━━ PROVIDED DATA ━━

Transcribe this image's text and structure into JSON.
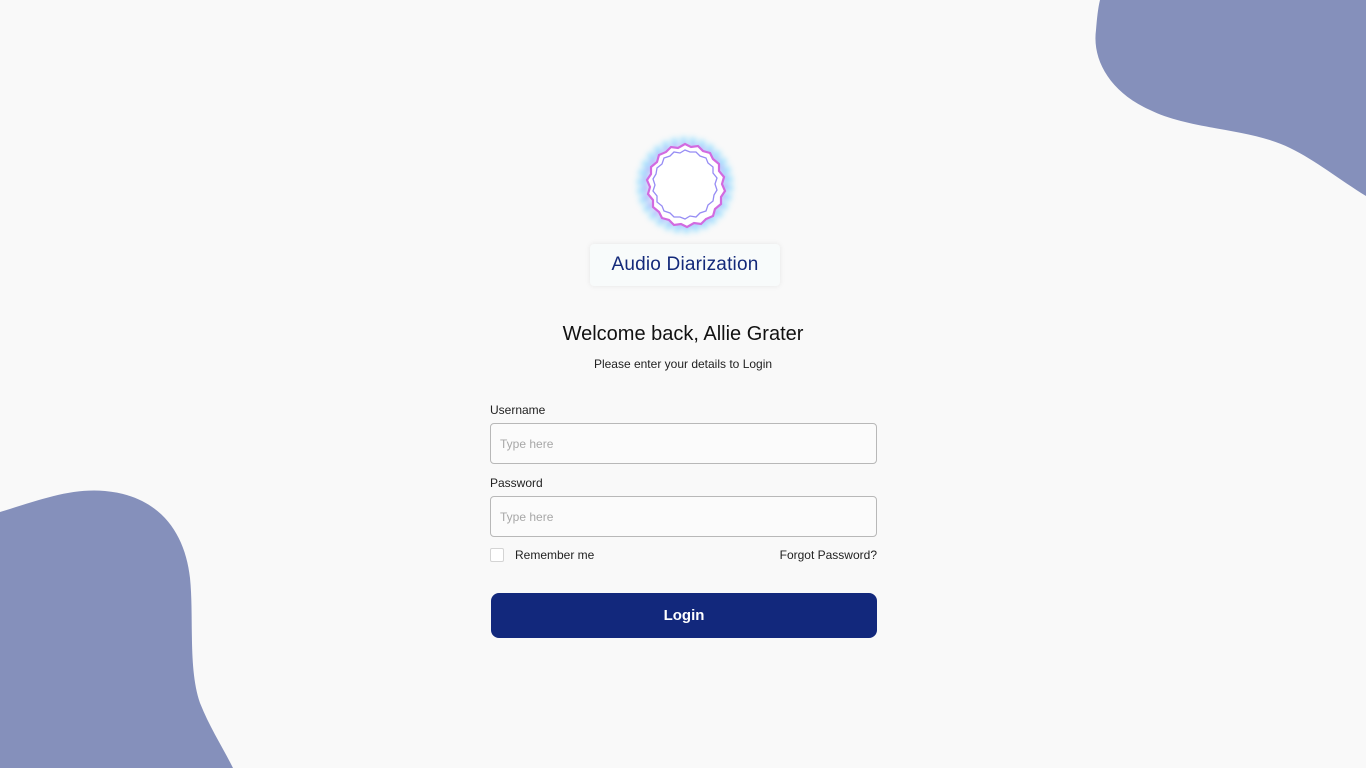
{
  "brand": {
    "name": "Audio Diarization",
    "logo_icon": "sound-wave-ring-icon",
    "color": "#13297a"
  },
  "login": {
    "welcome": "Welcome back, Allie Grater",
    "subtitle": "Please enter your details to Login",
    "username": {
      "label": "Username",
      "placeholder": "Type here",
      "value": ""
    },
    "password": {
      "label": "Password",
      "placeholder": "Type here",
      "value": ""
    },
    "remember_me": {
      "label": "Remember me",
      "checked": false
    },
    "forgot_password": "Forgot Password?",
    "submit_label": "Login"
  },
  "colors": {
    "accent": "#12287c",
    "blob": "#8590bb",
    "background": "#f9f9f9"
  }
}
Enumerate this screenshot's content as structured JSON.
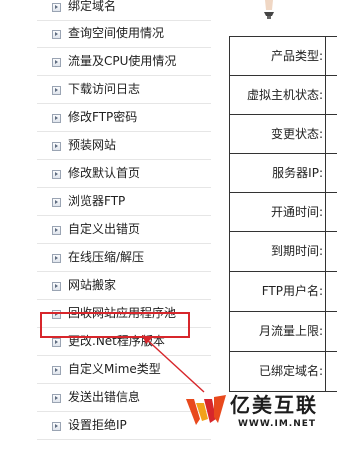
{
  "sidebar": {
    "items": [
      {
        "label": "绑定域名"
      },
      {
        "label": "查询空间使用情况"
      },
      {
        "label": "流量及CPU使用情况"
      },
      {
        "label": "下载访问日志"
      },
      {
        "label": "修改FTP密码"
      },
      {
        "label": "预装网站"
      },
      {
        "label": "修改默认首页"
      },
      {
        "label": "浏览器FTP"
      },
      {
        "label": "自定义出错页"
      },
      {
        "label": "在线压缩/解压"
      },
      {
        "label": "网站搬家"
      },
      {
        "label": "回收网站应用程序池"
      },
      {
        "label": "更改.Net程序版本"
      },
      {
        "label": "自定义Mime类型"
      },
      {
        "label": "发送出错信息"
      },
      {
        "label": "设置拒绝IP"
      }
    ],
    "highlighted_item": "回收网站应用程序池",
    "highlight_color": "#d7262b"
  },
  "info_table": {
    "rows": [
      {
        "label": "产品类型:"
      },
      {
        "label": "虚拟主机状态:"
      },
      {
        "label": "变更状态:"
      },
      {
        "label": "服务器IP:"
      },
      {
        "label": "开通时间:"
      },
      {
        "label": "到期时间:"
      },
      {
        "label": "FTP用户名:"
      },
      {
        "label": "月流量上限:"
      },
      {
        "label": "已绑定域名:"
      }
    ]
  },
  "watermark": {
    "title": "亿美互联",
    "url": "WWW.IM.NET",
    "logo_colors": [
      "#e8491d",
      "#f2a21a",
      "#d7262b"
    ]
  }
}
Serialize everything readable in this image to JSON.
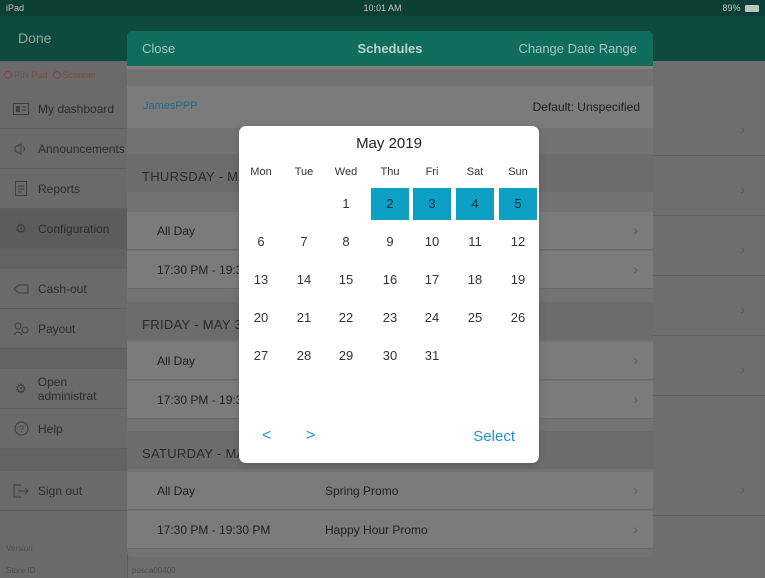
{
  "status_bar": {
    "left": "iPad",
    "time": "10:01 AM",
    "battery": "89%"
  },
  "app_bar": {
    "done_label": "Done"
  },
  "sidebar": {
    "pin_pad": "PIN Pad",
    "scanner": "Scanner",
    "items": [
      {
        "label": "My dashboard",
        "icon": "dashboard-icon"
      },
      {
        "label": "Announcements",
        "icon": "megaphone-icon"
      },
      {
        "label": "Reports",
        "icon": "document-icon"
      },
      {
        "label": "Configuration",
        "icon": "gear-icon"
      },
      {
        "label": "Cash-out",
        "icon": "cash-icon"
      },
      {
        "label": "Payout",
        "icon": "payout-icon"
      },
      {
        "label": "Open administrat",
        "icon": "admin-icon"
      },
      {
        "label": "Help",
        "icon": "help-icon"
      },
      {
        "label": "Sign out",
        "icon": "sign-out-icon"
      }
    ],
    "version_label": "Version",
    "store_id_label": "Store ID",
    "store_id_value": "posca00400"
  },
  "modal": {
    "close_label": "Close",
    "title": "Schedules",
    "change_range_label": "Change Date Range",
    "user": "JamesPPP",
    "default_text": "Default: Unspecified",
    "days": [
      {
        "header": "THURSDAY - MA",
        "rows": [
          {
            "time": "All Day",
            "promo": ""
          },
          {
            "time": "17:30 PM - 19:3",
            "promo": ""
          }
        ]
      },
      {
        "header": "FRIDAY - MAY 3",
        "rows": [
          {
            "time": "All Day",
            "promo": ""
          },
          {
            "time": "17:30 PM - 19:3",
            "promo": ""
          }
        ]
      },
      {
        "header": "SATURDAY - MA",
        "rows": [
          {
            "time": "All Day",
            "promo": "Spring Promo"
          },
          {
            "time": "17:30 PM - 19:30 PM",
            "promo": "Happy Hour Promo"
          }
        ]
      }
    ]
  },
  "calendar": {
    "month_title": "May 2019",
    "weekdays": [
      "Mon",
      "Tue",
      "Wed",
      "Thu",
      "Fri",
      "Sat",
      "Sun"
    ],
    "first_weekday_index": 2,
    "days_in_month": 31,
    "selected_days": [
      2,
      3,
      4,
      5
    ],
    "prev_label": "<",
    "next_label": ">",
    "select_label": "Select",
    "accent_color": "#0e9fc4"
  }
}
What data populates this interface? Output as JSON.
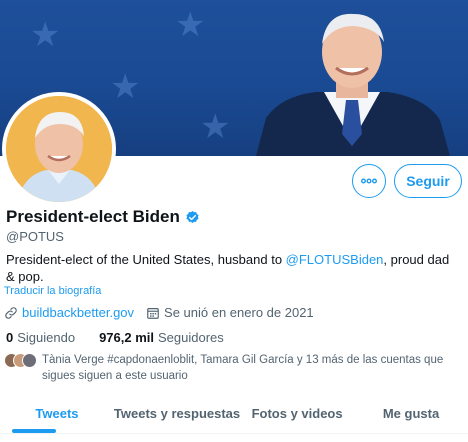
{
  "profile": {
    "name": "President-elect Biden",
    "handle": "@POTUS",
    "verified_icon": "verified-badge-icon",
    "bio_prefix": "President-elect of the United States, husband to ",
    "bio_mention": "@FLOTUSBiden",
    "bio_suffix": ", proud dad & pop.",
    "translate_link": "Traducir la biografía",
    "website": "buildbackbetter.gov",
    "joined": "Se unió en enero de 2021",
    "following_count": "0",
    "following_label": "Siguiendo",
    "followers_count": "976,2 mil",
    "followers_label": "Seguidores",
    "known_followers_text": "Tània Verge #capdonaenloblit, Tamara Gil García y 13 más de las cuentas que sigues siguen a este usuario"
  },
  "actions": {
    "more_icon": "more-options-icon",
    "follow_label": "Seguir"
  },
  "tabs": [
    {
      "label": "Tweets",
      "active": true
    },
    {
      "label": "Tweets y respuestas",
      "active": false
    },
    {
      "label": "Fotos y videos",
      "active": false
    },
    {
      "label": "Me gusta",
      "active": false
    }
  ],
  "colors": {
    "accent": "#1d9bf0",
    "banner": "#1a4a93",
    "text": "#0f1419",
    "secondary_text": "#536471"
  }
}
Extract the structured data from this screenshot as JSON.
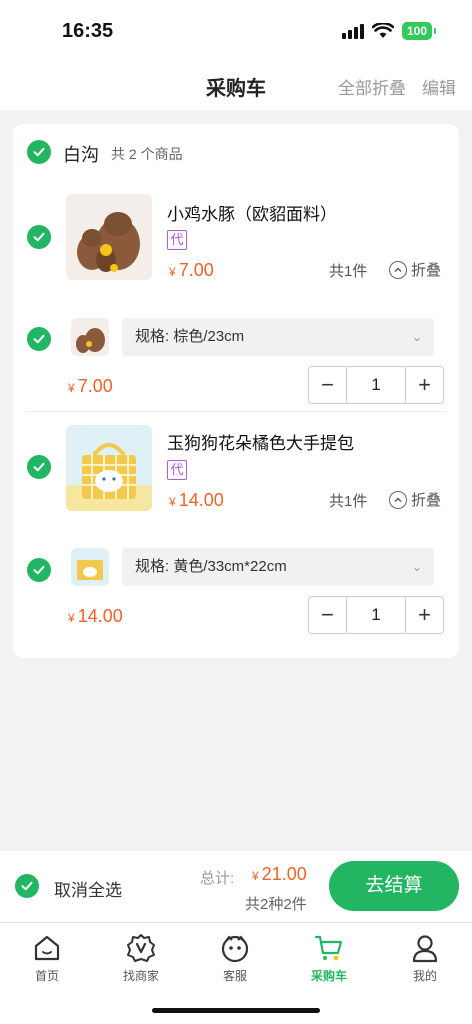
{
  "status": {
    "time": "16:35",
    "battery": "100"
  },
  "nav": {
    "title": "采购车",
    "collapse_all": "全部折叠",
    "edit": "编辑"
  },
  "shop": {
    "name": "白沟",
    "count": "共 2 个商品"
  },
  "products": [
    {
      "title": "小鸡水豚（欧貂面料）",
      "tag": "代",
      "price": "7.00",
      "currency": "¥",
      "total": "共1件",
      "fold": "折叠",
      "spec": "规格: 棕色/23cm",
      "sku_price": "7.00",
      "qty": "1"
    },
    {
      "title": "玉狗狗花朵橘色大手提包",
      "tag": "代",
      "price": "14.00",
      "currency": "¥",
      "total": "共1件",
      "fold": "折叠",
      "spec": "规格: 黄色/33cm*22cm",
      "sku_price": "14.00",
      "qty": "1"
    }
  ],
  "footer": {
    "deselect": "取消全选",
    "sum_label": "总计:",
    "currency": "¥",
    "sum_price": "21.00",
    "sum_count": "共2种2件",
    "checkout": "去结算"
  },
  "tabs": [
    {
      "label": "首页",
      "icon": "home-icon"
    },
    {
      "label": "找商家",
      "icon": "merchant-icon"
    },
    {
      "label": "客服",
      "icon": "service-icon"
    },
    {
      "label": "采购车",
      "icon": "cart-icon",
      "active": true
    },
    {
      "label": "我的",
      "icon": "profile-icon"
    }
  ],
  "colors": {
    "accent": "#23b662",
    "price": "#f0632b",
    "tag": "#b35ad6"
  }
}
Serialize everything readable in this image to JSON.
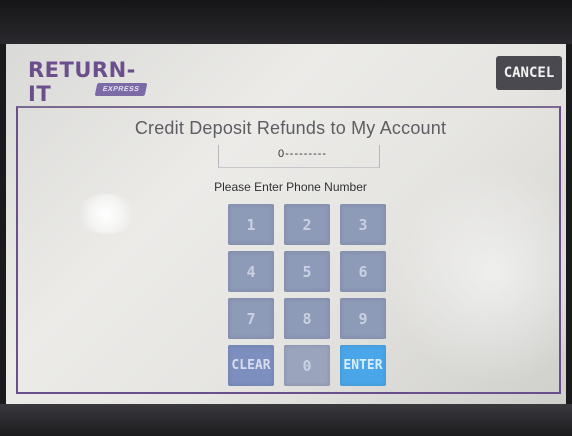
{
  "brand": {
    "logo_text": "RETURN-IT",
    "logo_badge": "EXPRESS"
  },
  "header": {
    "cancel_label": "CANCEL"
  },
  "main": {
    "title": "Credit Deposit Refunds to My Account",
    "phone_value": "0---------",
    "prompt": "Please Enter Phone Number"
  },
  "keypad": {
    "keys": [
      "1",
      "2",
      "3",
      "4",
      "5",
      "6",
      "7",
      "8",
      "9"
    ],
    "clear_label": "CLEAR",
    "zero_label": "0",
    "enter_label": "ENTER"
  },
  "colors": {
    "brand_purple": "#6a4f8c",
    "key_blue": "#8d9ab8",
    "enter_blue": "#4aa6e8",
    "cancel_gray": "#4a4950"
  }
}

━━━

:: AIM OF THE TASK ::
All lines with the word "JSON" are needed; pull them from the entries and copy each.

:: SOLUTION TO THIS EXERCISE ::
Transcribe this image's text and structure into JSON.
Enumerate this screenshot's content as structured JSON.
Serialize everything readable in this image to JSON.
What data populates this interface? Output as JSON.
Extract the structured data from this screenshot as JSON.
Serialize everything readable in this image to JSON.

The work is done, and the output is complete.